[Problem description] Could you say how many lines in the records include "RMVB"? Please give the number by itself.

[Data excerpts]
- - - - - - -

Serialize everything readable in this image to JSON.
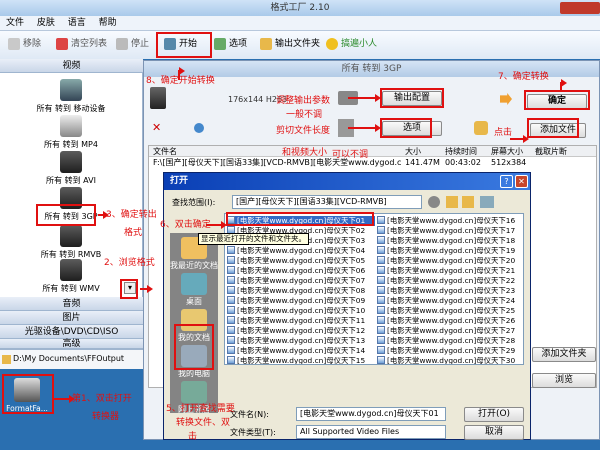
{
  "window": {
    "title": "格式工厂 2.10"
  },
  "menu": [
    "文件",
    "皮肤",
    "语言",
    "帮助"
  ],
  "toolbar": {
    "remove": "移除",
    "clear": "清空列表",
    "stop": "停止",
    "start": "开始",
    "options": "选项",
    "output_folder": "输出文件夹",
    "promo": "搞遍小人"
  },
  "sidebar": {
    "video": "视频",
    "items": [
      "所有 转到 移动设备",
      "所有 转到 MP4",
      "所有 转到 AVI",
      "所有 转到 3GP",
      "所有 转到 RMVB",
      "所有 转到 WMV"
    ],
    "audio": "音频",
    "image": "图片",
    "cdrom": "光驱设备\\DVD\\CD\\ISO",
    "advanced": "高级"
  },
  "statusbar": {
    "path": "D:\\My Documents\\FFOutput"
  },
  "desktop_icon": {
    "label": "FormatFa..."
  },
  "dialog3gp": {
    "title": "所有 转到 3GP",
    "profile": "176x144 H263",
    "output_config": "输出配置",
    "options": "选项",
    "ok": "确定",
    "add_file": "添加文件",
    "add_folder": "添加文件夹",
    "browse": "浏览",
    "columns": [
      "文件名",
      "大小",
      "持续时间",
      "屏幕大小",
      "截取片断"
    ],
    "row": {
      "name": "F:\\[国产][母仪天下][国语33集][VCD-RMVB][电影天堂www.dygod.cn]...",
      "size": "141.47M",
      "duration": "00:43:02",
      "screen": "512x384"
    }
  },
  "open_dialog": {
    "title": "打开",
    "lookin_label": "查找范围(I):",
    "lookin_value": "[国产][母仪天下][国语33集][VCD-RMVB]",
    "places": [
      "我最近的文档",
      "桌面",
      "我的文档",
      "我的电脑",
      "网上邻居"
    ],
    "tooltip": "显示最近打开的文件和文件夹。",
    "files_left": [
      "[电影天堂www.dygod.cn]母仪天下01",
      "[电影天堂www.dygod.cn]母仪天下02",
      "[电影天堂www.dygod.cn]母仪天下03",
      "[电影天堂www.dygod.cn]母仪天下04",
      "[电影天堂www.dygod.cn]母仪天下05",
      "[电影天堂www.dygod.cn]母仪天下06",
      "[电影天堂www.dygod.cn]母仪天下07",
      "[电影天堂www.dygod.cn]母仪天下08",
      "[电影天堂www.dygod.cn]母仪天下09",
      "[电影天堂www.dygod.cn]母仪天下10",
      "[电影天堂www.dygod.cn]母仪天下11",
      "[电影天堂www.dygod.cn]母仪天下12",
      "[电影天堂www.dygod.cn]母仪天下13",
      "[电影天堂www.dygod.cn]母仪天下14",
      "[电影天堂www.dygod.cn]母仪天下15"
    ],
    "files_right": [
      "[电影天堂www.dygod.cn]母仪天下16",
      "[电影天堂www.dygod.cn]母仪天下17",
      "[电影天堂www.dygod.cn]母仪天下18",
      "[电影天堂www.dygod.cn]母仪天下19",
      "[电影天堂www.dygod.cn]母仪天下20",
      "[电影天堂www.dygod.cn]母仪天下21",
      "[电影天堂www.dygod.cn]母仪天下22",
      "[电影天堂www.dygod.cn]母仪天下23",
      "[电影天堂www.dygod.cn]母仪天下24",
      "[电影天堂www.dygod.cn]母仪天下25",
      "[电影天堂www.dygod.cn]母仪天下26",
      "[电影天堂www.dygod.cn]母仪天下27",
      "[电影天堂www.dygod.cn]母仪天下28",
      "[电影天堂www.dygod.cn]母仪天下29",
      "[电影天堂www.dygod.cn]母仪天下30"
    ],
    "filename_label": "文件名(N):",
    "filename_value": "[电影天堂www.dygod.cn]母仪天下01",
    "filetype_label": "文件类型(T):",
    "filetype_value": "All Supported Video Files",
    "open_btn": "打开(O)",
    "cancel_btn": "取消"
  },
  "annotations": {
    "a1": "第1、双击打开",
    "a1b": "转换器",
    "a2": "2、浏览格式",
    "a3": "3、确定转出",
    "a3b": "格式",
    "a5": "5、打开查找需要",
    "a5b": "转换文件、双",
    "a5c": "击",
    "a6": "6、双击确定",
    "a7": "7、确定转换",
    "a8": "8、确定开始转换",
    "adjust1": "调整输出参数",
    "adjust2": "一般不调",
    "cut": "剪切文件长度",
    "videosize": "和视频大小",
    "canadjust": "可以不调",
    "click": "点击"
  }
}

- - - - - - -

[Answer box] 3